Friday, January 8, 2010


An ecosystem is defined as the interaction of a community of organisms with their environment. Our farm is made up of several different ecosystems.

First, there is the ecosystem Dave and I have imposed on it by raising sheep and farming. We have a much healthier farm ecosystem today than we did 24 years ago when we began. I was looking at old photographs yesterday and the pastures in those photographs were brown and sere. Thistles were the only green, healthy looking plants. We’ve learned to never overgraze our pastures to that point. In the sheep/ Dave and Joanie ecosystem, we provide food and water for the sheep and they provide food and manure for us. For a farmer, that’s a pretty good trade. The manure enriches the soil in the pasture and the hay fields; the lambs feed our Bosnian immigrant neighbors; and the hard work keeps Dave and I strong and engaged with the out of doors. We give the sheep life and they enrich our lives in return.
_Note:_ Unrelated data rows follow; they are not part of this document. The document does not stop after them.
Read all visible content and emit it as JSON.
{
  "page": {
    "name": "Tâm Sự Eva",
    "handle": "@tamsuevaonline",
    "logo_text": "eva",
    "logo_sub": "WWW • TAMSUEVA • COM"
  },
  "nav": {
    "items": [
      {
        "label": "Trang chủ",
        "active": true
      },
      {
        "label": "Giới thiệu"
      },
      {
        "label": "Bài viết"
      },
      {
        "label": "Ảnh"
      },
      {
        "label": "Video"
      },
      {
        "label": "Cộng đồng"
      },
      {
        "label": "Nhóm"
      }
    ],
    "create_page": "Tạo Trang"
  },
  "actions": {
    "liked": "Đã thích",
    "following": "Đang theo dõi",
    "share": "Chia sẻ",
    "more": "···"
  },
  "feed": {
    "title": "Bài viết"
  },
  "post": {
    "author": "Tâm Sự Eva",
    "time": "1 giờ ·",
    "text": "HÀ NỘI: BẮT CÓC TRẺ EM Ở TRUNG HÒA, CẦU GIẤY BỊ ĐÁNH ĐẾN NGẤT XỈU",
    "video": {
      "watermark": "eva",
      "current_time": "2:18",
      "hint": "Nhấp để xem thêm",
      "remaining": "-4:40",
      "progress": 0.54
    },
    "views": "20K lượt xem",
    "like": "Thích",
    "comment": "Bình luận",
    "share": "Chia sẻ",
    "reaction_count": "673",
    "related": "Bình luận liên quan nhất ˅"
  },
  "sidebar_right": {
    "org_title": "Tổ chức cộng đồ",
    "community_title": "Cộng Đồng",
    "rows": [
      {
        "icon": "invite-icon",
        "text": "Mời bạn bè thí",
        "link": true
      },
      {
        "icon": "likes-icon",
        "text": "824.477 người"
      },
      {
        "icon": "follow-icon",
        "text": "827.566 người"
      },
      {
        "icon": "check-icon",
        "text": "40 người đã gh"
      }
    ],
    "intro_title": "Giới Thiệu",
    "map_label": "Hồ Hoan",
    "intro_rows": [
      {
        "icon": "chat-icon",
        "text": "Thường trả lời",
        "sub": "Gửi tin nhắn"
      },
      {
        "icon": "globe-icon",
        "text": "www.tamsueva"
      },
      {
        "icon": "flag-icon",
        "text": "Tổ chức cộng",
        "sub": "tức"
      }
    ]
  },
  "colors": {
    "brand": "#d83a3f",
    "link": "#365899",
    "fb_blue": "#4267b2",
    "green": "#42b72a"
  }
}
The birds at our feeders are part of another ecosystem on our farm. We feed them suet and sunflower seeds in the winter and we provide shelterbelt trees for fruit, insects and shelter in the summer. During the summer, the hummingbirds and other nectar feeders pollinate our trees. Other birds eat insects in our gardens and on our fruit trees. The chickadees, nut hatches, juncos and wood peckers at our feeders this week also provide something not so obvious. The crisp demarcation between the white feathers and the gray feathers on a junco’s back is absolutely beautiful. The nuthatches, hopping upside down along the trunk of the crab apple outside our window make me smile. The pileated woodpecker clings to the suet feeder and then drops and rolls into a swooping flight through the trees. It looks so much like I imagine a pterodactyl would look, flying through the skies of the prehistoric earth that I am reminded of our connections to the past.

And finally, I have ecosystems within my house. This week when I did the laundry, a long overdue chore, I wondered exactly how long the laundry had been waiting for me. At the bottom of a pile of sheets, I found a cluster of squash seeds. The squash have been quietly rotting in the basement since October. I know that I’ve done the laundry more recently than October. So just when did a mouse decide that our dirty sheets would make a good storage facility? Mice are a part of rural living. In the fall, when the nights turn cold and the days grow short, they find their way into the tightest houses. Oolong, the cat, does her part, leaving gifts of mouse parts in surprising locations, but evidently, she’s not working quite hard enough. Usually, we hear mice in the walls, but this year, they’ve been quiet – building granaries in our dirty clothes pile, I guess, expanding their ecosystem to include parts of the house I had always considered mine.


  1. Mice seem to be a part of city living too. Gypsum just left us a mousey gift in the kitchen.

  2. Just came across your blog today and was intrigued to see more sheep ranchers who are paying attention to their ranch ecosystems.

    These ecosystems are integral to ranch operations that rely on them for raising healthy livestock.

    Good post.

    Sk. Canada Sheep Rancher